Smaller vendors like Rackspace need to offer a level of service that large providers can’t match. Rackspace recently launched a “managed cloud” service with new service levels and a pricing model. Access to hardware is the most basic aspect of cloud services, and at this time, a commodity. Additional value comes from the management of the workloads in the cloud. Rackspace is looking to leverage its service capabilities to set itself apart from price-focused competitors and justify its higher prices. Not all customers will want this premium level of services, but the ones who do will evaluate the trade-offs between unmanaged and managed clouds and their respective cost of ownership.
To ensure customers know the difference between the managed and unmanaged clouds, Rackspace has made some changes to their pricing model as well. They now separate prices for basic cloud infrastructure and the service and support costs.
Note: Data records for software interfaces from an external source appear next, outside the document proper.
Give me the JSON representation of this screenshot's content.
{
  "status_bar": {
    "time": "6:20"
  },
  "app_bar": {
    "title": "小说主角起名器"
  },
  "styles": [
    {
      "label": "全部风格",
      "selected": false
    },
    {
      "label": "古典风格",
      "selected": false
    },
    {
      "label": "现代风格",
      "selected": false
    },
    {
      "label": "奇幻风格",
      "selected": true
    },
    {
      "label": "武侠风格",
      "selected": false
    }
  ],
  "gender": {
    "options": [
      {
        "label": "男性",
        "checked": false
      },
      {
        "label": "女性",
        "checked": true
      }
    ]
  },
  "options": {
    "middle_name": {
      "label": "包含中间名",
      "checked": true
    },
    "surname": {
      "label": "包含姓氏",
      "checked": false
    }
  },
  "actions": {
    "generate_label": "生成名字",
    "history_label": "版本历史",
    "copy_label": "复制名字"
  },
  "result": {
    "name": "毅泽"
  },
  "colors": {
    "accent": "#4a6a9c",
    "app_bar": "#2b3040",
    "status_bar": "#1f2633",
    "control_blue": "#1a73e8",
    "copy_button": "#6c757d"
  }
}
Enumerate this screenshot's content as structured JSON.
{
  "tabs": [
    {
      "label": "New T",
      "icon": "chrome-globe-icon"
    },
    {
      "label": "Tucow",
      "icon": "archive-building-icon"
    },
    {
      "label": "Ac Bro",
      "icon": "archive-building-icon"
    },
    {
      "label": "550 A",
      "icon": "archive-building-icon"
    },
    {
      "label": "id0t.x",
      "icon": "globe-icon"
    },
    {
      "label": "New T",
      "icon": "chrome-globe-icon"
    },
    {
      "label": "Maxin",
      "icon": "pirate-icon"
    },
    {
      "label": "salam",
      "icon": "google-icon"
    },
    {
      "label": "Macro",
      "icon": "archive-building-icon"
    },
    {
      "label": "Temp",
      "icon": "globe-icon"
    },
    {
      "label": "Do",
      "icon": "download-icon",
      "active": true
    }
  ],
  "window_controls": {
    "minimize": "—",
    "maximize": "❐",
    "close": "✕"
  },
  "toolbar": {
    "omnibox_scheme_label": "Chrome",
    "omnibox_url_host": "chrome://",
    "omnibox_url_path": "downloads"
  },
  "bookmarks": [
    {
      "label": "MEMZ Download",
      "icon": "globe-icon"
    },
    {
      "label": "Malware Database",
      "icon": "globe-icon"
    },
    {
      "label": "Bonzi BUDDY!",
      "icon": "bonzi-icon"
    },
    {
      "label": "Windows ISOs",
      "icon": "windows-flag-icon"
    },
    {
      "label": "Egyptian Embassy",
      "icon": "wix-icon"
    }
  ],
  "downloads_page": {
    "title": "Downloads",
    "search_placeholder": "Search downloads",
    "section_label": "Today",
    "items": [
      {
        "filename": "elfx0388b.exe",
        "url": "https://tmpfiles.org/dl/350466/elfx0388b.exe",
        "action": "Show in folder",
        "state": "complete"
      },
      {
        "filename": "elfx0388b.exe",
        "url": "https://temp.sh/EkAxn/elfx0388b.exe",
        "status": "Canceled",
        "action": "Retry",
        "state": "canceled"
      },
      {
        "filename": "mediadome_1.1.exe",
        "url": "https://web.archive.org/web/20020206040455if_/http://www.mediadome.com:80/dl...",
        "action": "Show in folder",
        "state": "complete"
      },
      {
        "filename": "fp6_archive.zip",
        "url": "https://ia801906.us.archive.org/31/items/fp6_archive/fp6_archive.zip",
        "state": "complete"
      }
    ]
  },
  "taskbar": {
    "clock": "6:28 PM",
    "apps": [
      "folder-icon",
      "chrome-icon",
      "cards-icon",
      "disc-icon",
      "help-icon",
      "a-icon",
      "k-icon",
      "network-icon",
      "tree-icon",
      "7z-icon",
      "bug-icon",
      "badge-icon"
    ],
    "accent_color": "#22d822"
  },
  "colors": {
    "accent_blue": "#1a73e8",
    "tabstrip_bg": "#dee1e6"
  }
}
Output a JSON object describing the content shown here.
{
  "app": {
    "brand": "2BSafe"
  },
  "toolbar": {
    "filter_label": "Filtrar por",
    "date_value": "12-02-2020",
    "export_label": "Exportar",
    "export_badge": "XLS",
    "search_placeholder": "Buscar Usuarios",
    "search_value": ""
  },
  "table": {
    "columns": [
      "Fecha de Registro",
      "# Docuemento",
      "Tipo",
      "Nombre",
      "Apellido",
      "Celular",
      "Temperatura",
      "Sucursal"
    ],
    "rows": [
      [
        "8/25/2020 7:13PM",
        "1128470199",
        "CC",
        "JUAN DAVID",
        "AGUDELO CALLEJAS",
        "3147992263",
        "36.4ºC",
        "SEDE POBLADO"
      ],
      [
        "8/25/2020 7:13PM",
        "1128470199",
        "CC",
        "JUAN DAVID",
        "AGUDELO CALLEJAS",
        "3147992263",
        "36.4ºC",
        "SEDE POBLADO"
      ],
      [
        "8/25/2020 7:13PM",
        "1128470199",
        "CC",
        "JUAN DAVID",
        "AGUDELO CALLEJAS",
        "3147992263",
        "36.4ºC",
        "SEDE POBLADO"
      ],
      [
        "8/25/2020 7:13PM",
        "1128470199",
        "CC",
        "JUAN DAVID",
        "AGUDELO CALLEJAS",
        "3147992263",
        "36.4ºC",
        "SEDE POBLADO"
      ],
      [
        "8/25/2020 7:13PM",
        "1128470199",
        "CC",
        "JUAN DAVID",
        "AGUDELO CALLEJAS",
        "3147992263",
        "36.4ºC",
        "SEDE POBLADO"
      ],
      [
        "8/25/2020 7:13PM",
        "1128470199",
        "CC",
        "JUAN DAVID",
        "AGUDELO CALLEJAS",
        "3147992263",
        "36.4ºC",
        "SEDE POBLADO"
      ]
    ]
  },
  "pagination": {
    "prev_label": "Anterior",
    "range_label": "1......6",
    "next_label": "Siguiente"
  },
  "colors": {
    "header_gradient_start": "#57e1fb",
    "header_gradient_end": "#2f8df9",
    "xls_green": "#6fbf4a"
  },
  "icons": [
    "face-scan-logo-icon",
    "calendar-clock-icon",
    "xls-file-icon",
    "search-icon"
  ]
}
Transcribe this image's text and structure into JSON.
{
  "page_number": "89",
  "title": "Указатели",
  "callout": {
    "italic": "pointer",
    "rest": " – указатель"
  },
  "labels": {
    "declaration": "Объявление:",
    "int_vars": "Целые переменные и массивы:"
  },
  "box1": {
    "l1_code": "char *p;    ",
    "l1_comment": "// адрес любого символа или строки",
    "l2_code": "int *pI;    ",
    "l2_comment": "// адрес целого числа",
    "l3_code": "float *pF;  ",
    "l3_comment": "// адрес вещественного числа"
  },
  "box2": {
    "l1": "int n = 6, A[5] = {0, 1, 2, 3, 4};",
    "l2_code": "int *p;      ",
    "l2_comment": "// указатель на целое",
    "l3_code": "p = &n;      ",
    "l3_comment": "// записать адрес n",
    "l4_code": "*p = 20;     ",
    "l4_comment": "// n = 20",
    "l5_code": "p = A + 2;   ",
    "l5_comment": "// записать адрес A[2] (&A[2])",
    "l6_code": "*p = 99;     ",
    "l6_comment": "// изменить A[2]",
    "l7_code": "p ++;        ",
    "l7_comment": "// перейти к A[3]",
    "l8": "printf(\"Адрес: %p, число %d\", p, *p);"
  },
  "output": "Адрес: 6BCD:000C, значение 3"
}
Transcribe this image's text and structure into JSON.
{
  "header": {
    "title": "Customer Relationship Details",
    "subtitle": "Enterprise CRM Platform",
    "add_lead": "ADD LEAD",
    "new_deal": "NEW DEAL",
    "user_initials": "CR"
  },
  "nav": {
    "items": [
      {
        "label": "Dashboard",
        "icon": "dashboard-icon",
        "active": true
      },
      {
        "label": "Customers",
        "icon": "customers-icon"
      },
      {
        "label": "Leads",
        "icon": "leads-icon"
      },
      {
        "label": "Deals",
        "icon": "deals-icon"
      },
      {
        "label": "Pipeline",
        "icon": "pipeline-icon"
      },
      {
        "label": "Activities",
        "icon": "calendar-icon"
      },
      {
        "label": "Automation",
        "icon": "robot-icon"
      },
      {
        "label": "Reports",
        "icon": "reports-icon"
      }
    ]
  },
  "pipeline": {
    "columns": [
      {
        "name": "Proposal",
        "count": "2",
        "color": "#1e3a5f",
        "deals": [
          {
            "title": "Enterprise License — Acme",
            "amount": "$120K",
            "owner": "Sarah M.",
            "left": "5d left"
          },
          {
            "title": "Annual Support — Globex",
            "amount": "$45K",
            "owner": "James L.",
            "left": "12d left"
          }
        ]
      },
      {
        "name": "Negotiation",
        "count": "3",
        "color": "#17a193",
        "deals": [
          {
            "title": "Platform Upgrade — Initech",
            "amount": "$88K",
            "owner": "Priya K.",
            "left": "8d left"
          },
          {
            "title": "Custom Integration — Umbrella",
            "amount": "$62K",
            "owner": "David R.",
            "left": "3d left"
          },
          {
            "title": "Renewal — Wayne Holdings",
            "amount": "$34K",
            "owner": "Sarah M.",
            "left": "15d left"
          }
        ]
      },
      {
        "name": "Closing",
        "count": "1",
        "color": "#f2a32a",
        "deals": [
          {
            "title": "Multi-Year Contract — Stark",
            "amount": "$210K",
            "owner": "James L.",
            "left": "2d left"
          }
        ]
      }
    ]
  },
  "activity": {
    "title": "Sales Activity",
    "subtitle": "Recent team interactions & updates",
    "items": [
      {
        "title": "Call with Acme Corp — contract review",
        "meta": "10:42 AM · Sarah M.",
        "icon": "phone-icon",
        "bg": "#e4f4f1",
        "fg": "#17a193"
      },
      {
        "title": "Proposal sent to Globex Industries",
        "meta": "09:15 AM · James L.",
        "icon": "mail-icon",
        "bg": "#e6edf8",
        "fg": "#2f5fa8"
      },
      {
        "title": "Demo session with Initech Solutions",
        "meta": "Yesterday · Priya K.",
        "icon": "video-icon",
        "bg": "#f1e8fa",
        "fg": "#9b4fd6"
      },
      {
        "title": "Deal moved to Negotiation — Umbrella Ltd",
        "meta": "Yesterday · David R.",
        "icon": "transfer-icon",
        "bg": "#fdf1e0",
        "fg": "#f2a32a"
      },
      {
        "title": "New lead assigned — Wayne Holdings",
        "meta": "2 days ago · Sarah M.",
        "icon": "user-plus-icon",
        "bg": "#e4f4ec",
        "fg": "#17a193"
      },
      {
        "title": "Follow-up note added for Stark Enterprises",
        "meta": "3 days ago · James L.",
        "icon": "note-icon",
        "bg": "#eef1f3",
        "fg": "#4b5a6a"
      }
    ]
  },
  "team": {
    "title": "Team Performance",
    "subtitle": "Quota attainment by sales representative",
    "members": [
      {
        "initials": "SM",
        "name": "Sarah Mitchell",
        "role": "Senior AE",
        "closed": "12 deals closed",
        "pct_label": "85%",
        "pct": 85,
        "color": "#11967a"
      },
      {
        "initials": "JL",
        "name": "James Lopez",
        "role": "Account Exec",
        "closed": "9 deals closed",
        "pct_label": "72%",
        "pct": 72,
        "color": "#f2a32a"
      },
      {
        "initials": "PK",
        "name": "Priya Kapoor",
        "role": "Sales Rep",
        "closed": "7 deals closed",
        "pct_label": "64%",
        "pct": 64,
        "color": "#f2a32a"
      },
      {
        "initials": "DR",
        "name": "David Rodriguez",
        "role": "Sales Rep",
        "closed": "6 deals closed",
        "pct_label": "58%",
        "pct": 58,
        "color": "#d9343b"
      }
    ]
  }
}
This allows Rackspace to present cost comparisons with competitors more accurately and use that again as an opportunity to show customers the additional value they provide with their service and support.
Such innovation will increase the table stakes and weed out competitors who have nothing compelling to offer. The question Rackspace needs to answer is – how long can these managed services remain differentiators? As the market matures, competitors will catch up, and if Rackspace wants to continue charging premium prices, they should stay ahead of the competition with differentiated offerings.
Originally published in the Holden Advisors July 2014 Newsletter.